A child’s sweatshirt lies on a dusty pile of fabrics in an antiques shop in Pushkar. Printed across the front is the worn logo ‘Domingo’; a tobacco brand from Poland. What makes the little jumper stand out is not the fact that tobacco merchandise has been created in such a small size, or how this jumper has travelled so far from its origin, but the colourful hand embroidery that embellishes the shoulders and areas of the sleeves.
Vibrant chain stitches decorated with fragments of mirrors show the unique embroidery of the Rabari, a community from Gujarat known for their bright clothing. Displaced from its original context, this tiny artefact suggests something of its journey; mass produced, aged by wear, discarded, found and then poetically embellished for its second life, its afterlife.
An item of clothing may have multiple lives before finally reaching the rag pile. From first purchase in the UK, a garment may undergo several cultural and geographical shifts before becoming landfill or rag to be shredded for insulation. Multi-layered currents of second-hand clothing circulate around the world, from evolving trends in collectable vintage to the mountains of unwanted clothing generated by an accelerating fashion industry...

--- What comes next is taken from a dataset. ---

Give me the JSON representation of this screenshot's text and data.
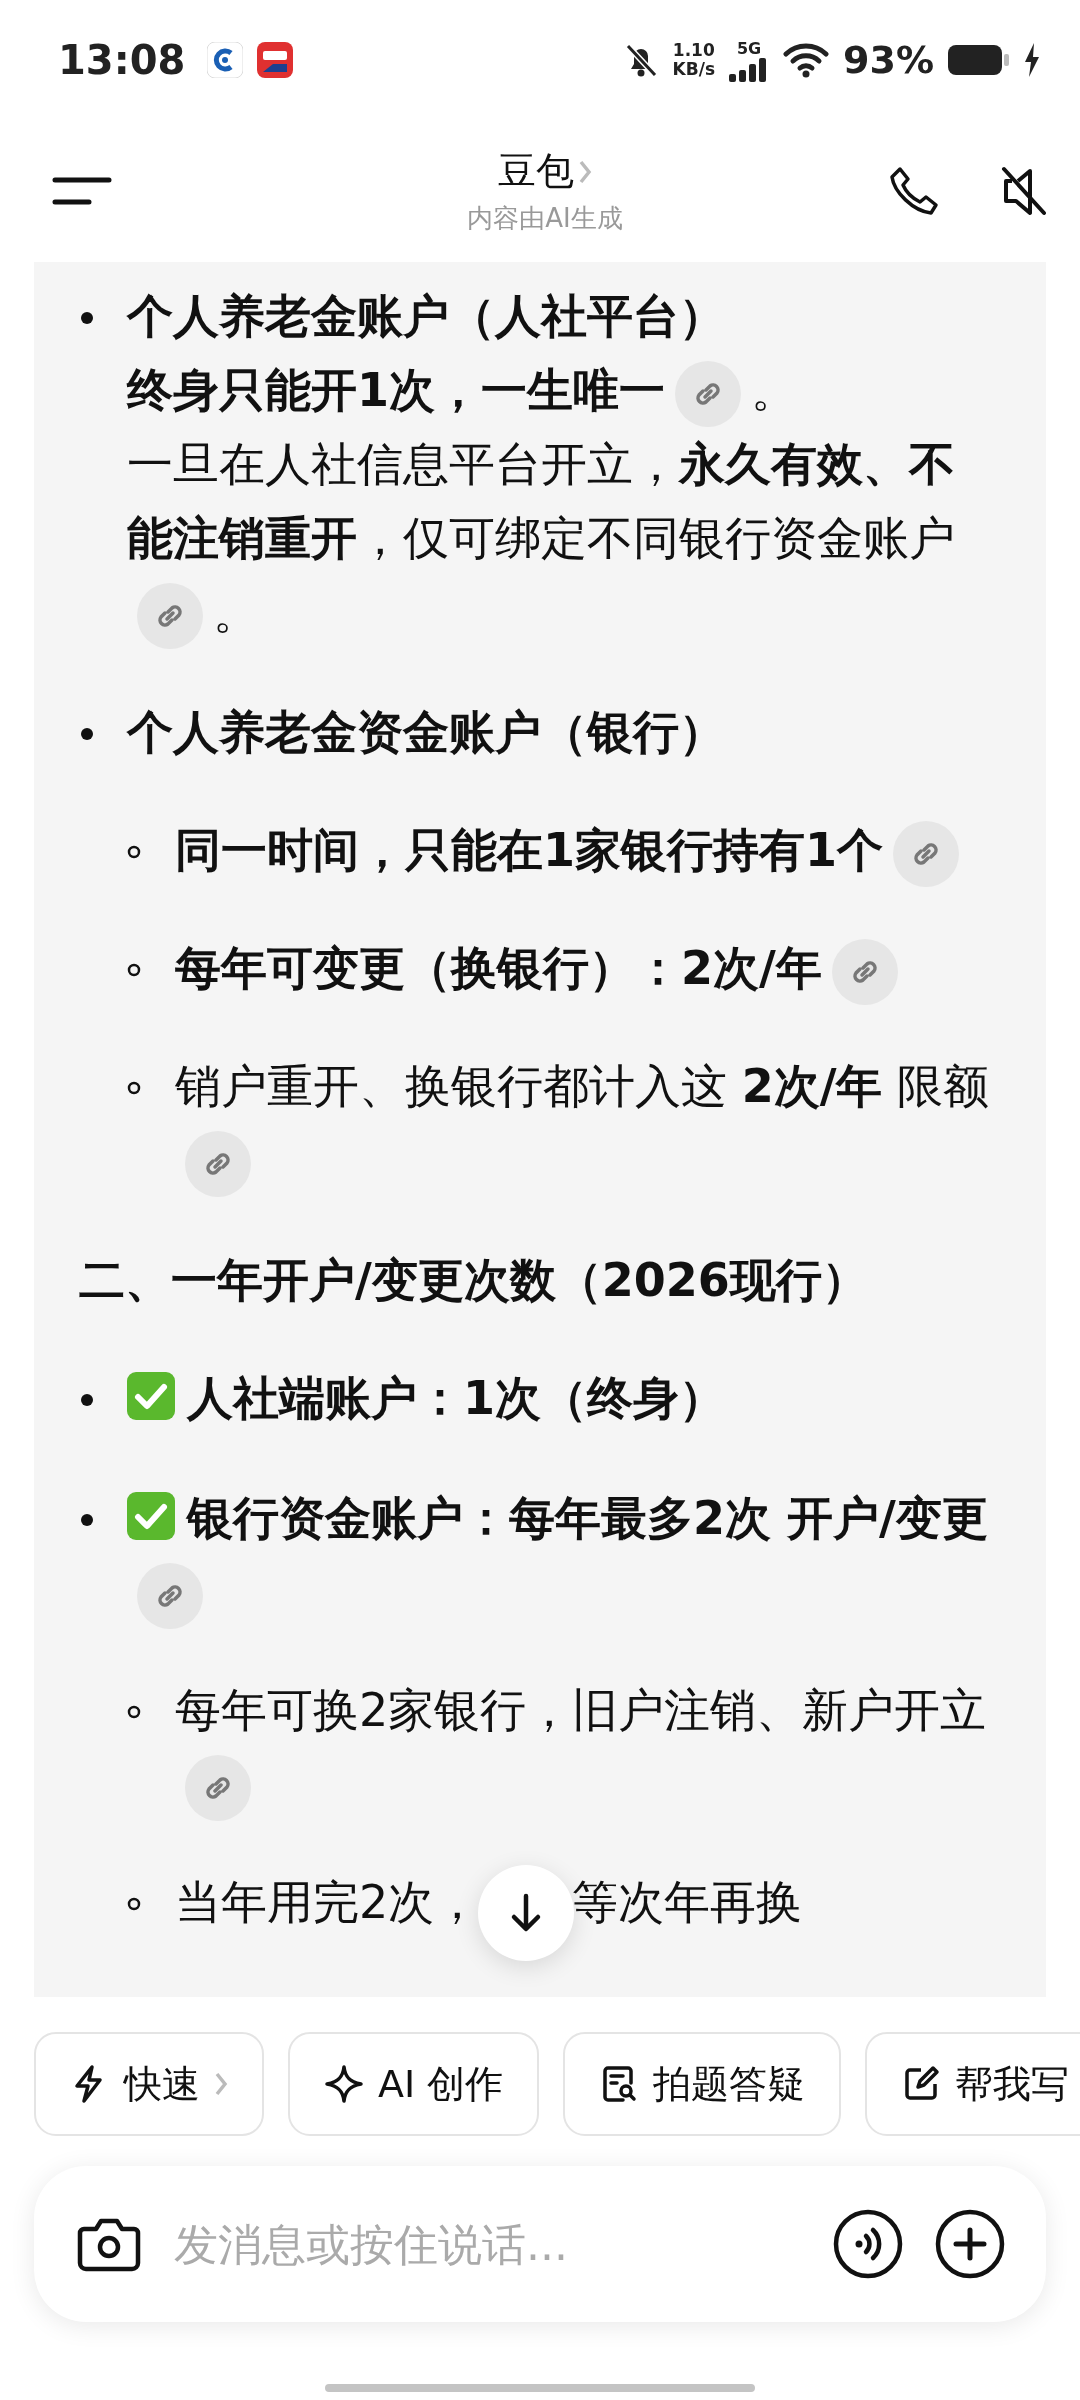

You can read this article in full in the newest issue of Selvedge, issue 83: Cotton.